**STORED DATA**.
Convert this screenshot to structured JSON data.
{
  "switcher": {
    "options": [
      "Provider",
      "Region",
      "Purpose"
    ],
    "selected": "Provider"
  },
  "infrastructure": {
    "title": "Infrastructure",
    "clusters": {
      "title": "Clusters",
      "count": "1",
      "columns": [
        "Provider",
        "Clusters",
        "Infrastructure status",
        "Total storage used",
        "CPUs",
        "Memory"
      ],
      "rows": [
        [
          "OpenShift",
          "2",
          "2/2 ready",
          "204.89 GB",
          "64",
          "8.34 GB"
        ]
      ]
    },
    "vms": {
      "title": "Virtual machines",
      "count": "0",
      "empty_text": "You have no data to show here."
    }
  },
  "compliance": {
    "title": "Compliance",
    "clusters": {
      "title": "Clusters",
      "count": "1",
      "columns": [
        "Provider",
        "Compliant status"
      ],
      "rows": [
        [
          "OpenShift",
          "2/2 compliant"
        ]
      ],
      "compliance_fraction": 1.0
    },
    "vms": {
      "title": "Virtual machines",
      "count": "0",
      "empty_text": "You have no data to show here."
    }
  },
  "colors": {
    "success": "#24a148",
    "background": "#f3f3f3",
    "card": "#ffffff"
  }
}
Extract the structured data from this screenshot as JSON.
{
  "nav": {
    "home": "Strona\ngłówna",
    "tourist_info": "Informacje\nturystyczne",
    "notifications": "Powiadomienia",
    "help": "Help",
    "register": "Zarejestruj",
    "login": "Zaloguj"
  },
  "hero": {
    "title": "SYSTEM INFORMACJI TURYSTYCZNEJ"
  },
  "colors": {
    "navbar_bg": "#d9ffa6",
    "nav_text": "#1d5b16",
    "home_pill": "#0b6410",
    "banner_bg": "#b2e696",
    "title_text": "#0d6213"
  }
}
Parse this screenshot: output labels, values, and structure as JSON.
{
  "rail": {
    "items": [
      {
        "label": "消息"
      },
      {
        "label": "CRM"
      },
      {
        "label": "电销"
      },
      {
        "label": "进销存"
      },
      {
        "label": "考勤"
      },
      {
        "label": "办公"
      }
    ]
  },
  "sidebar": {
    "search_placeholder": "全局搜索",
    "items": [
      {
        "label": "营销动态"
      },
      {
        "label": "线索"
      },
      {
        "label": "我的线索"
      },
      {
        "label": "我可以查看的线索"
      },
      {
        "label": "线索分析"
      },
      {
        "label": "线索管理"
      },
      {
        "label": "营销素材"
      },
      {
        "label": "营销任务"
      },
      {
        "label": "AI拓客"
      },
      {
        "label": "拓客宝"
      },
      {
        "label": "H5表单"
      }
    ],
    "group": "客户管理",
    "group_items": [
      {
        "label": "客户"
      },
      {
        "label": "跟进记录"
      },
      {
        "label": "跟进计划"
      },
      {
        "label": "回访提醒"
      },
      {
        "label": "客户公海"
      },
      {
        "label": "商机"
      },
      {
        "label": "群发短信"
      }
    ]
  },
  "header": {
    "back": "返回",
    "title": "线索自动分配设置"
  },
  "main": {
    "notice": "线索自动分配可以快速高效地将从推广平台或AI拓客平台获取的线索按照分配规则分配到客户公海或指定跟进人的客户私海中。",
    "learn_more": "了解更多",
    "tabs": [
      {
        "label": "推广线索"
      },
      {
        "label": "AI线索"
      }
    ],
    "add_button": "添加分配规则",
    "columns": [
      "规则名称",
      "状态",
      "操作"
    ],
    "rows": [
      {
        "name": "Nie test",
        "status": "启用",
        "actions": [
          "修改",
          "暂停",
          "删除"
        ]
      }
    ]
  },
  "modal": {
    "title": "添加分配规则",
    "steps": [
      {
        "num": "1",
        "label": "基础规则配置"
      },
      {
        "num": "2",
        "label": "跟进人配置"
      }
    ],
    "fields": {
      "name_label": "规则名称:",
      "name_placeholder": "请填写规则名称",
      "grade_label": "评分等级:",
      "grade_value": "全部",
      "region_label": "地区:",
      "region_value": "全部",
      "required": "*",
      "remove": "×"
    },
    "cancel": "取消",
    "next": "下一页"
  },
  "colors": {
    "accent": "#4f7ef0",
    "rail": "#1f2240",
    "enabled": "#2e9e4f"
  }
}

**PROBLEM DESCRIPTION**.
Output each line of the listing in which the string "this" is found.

**TASK RESULT**.
Convert this screenshot to structured JSON data.
Extract the structured data from this screenshot as JSON.
Parse this screenshot: output labels, values, and structure as JSON.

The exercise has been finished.